(c)The increase in Counsel rates, and no increase in Senior Counsel rates in Table A, is designed to narrow the gap between those levels of seniority of counsel and more accurately reflect the market for legal services.

(d)Recovery of daily fees for counsel on the taxation or assessment of a Bill of Costs is intended to apply only when a full day has been worked, either in Court or in Court and in preparation for a subsequent hearing day.

8.Disbursements

In addition to the fees and charges allowed under this Determination as between a law practice and client, a law practice may charge and be allowed disbursements necessarily or reasonably incurred.

9.Travel

(a)For the purposes of this Determination, minor travel means incidental travel associated with attendance at court for a hearing where that travel is of a minor duration. Examples of minor travel include, but are not limited to —

(1)a practitioner walking from their usual place of business to a court;

(2)a practitioner walking from a carpark to a court; or

(3)a practitioner walking or taking public transport from one centrally located court to another centrally located court.

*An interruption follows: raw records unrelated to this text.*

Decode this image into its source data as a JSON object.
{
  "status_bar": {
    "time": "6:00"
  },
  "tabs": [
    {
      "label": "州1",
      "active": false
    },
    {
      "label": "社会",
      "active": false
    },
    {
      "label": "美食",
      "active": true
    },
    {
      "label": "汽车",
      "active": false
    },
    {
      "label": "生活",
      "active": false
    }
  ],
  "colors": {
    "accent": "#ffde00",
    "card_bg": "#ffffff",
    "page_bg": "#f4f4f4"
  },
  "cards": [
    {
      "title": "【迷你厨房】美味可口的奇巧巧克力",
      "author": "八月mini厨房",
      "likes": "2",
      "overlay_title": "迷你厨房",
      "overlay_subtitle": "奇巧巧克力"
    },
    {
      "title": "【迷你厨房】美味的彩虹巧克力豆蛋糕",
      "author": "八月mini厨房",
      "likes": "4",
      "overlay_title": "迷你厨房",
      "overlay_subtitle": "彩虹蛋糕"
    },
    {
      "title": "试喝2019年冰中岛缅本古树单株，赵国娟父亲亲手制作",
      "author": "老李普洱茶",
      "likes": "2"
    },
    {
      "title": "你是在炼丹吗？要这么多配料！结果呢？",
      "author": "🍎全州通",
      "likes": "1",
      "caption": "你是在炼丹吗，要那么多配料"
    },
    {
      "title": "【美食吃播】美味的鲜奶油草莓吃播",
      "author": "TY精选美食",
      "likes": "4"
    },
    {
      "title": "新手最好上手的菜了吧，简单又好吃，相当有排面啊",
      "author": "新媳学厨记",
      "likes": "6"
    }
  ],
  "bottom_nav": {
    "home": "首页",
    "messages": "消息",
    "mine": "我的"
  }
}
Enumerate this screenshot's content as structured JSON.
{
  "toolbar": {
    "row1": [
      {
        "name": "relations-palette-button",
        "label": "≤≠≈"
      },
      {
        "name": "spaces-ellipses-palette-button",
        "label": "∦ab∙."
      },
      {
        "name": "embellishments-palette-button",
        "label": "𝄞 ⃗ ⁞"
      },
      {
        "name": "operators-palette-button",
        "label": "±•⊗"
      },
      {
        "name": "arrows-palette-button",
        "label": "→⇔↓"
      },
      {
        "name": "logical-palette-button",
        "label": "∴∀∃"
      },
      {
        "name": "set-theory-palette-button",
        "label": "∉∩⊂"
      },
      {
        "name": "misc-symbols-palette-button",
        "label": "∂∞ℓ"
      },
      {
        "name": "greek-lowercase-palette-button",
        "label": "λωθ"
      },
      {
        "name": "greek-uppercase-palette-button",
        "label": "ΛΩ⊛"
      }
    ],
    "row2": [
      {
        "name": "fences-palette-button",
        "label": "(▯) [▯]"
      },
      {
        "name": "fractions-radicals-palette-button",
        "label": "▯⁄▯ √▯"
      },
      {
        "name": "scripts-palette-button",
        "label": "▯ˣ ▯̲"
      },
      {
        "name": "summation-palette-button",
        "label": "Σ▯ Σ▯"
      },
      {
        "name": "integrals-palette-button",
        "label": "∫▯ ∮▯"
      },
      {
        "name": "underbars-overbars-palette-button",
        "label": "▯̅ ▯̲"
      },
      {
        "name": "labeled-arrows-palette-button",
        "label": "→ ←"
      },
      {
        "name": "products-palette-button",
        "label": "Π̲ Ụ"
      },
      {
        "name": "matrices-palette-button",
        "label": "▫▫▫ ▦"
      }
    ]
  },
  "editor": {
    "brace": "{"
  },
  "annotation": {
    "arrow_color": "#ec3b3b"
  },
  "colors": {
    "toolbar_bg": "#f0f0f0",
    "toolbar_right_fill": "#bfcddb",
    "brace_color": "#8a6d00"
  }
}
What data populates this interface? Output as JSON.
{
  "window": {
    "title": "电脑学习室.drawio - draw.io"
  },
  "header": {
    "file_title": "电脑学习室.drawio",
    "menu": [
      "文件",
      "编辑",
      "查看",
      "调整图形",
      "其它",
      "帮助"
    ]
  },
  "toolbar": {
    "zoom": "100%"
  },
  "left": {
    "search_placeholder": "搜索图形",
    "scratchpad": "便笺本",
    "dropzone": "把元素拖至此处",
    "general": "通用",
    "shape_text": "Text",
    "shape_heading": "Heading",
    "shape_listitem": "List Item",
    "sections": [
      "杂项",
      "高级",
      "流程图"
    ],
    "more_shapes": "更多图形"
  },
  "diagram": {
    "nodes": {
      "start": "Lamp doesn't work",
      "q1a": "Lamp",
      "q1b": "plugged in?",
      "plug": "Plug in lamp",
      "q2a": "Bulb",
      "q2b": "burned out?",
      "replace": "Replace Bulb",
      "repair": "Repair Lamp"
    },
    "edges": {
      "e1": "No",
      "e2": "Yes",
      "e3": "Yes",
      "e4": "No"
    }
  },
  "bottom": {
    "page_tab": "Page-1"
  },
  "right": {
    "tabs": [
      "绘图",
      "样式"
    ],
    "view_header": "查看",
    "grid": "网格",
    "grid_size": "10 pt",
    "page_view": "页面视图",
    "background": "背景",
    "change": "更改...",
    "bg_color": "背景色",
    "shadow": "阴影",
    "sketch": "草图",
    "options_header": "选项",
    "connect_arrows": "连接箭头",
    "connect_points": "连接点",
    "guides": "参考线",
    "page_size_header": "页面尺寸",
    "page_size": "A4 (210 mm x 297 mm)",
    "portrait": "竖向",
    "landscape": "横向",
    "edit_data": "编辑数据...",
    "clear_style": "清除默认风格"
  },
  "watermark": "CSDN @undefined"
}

(b)As between a law practice and its own client, time spent travelling by a law practice, other than minor travel, is to be charged at no more than one half of the rates set out in Table A, with a maximum of 8 hours in any one day.

(c)In making its decision in this Determination, the Committee has taken note of the Law Society of Western Australia’s Standard Costs Agreement, which contains a provision that a law practice will charge travel at 50% of the agreed hourly rates.

(d)The Legal Costs Committee has also considered an informal policy of the Legal Profession Complaints Committee that travel should not ordinarily be charged at a rate of more than 50% of a law practice’s normal hourly charge-out rate.

(e)Whilst the Legal Costs Committee recognises that during a travel period a law practice may not necessarily utilise legal skill and knowledge, there is a recognition of a loss of opportunity for the time spent travelling.

(f)The Legal Costs Committee notes that, having regard to the above

(1)it is the responsibility of a law practice to allocate the cost of time spent on travel fairly and reasonably where the travel is necessary to service more than one client on the day of travel; and

(2)whilst nothing contained in this Determination prevents a law practice from charging time spent on a client matter or client matters in the course of travel (air travel by way of example), the law practice is not entitled to charge a client or clients for both time spent on a client matter (regardless of whether that time relates to the client for whom the travel is being undertaken) and the amount allowed for travel under this determination.

10.Costs

Unless a practitioner has made a written agreement as to costs with a client under the provisions of section 282 of the Act, the costs of or in relation to a party to an action or other proceeding (inclusive of GST and Counsel fees but exclusive of other disbursements) in the Family Court are payable by a party to that party’s own legal practitioner, but shall not exceed an amount calculated at the hourly rates in this Determination.

 

Notes

1This is a compilation of the Legal Profession (Family Court of Western Australia) Determination 2018. The following table contains information about that determination.

Compilation table

Citation

Gazettal

Commencement

Legal Profession (Family Court of Western Australia) Determination 2018

21 Jun 2018 p. 2147‑50

1 Jul 2018 (see cl. 2)

 

 

 


[1]

Published in Government Gazette dated 31 March 2009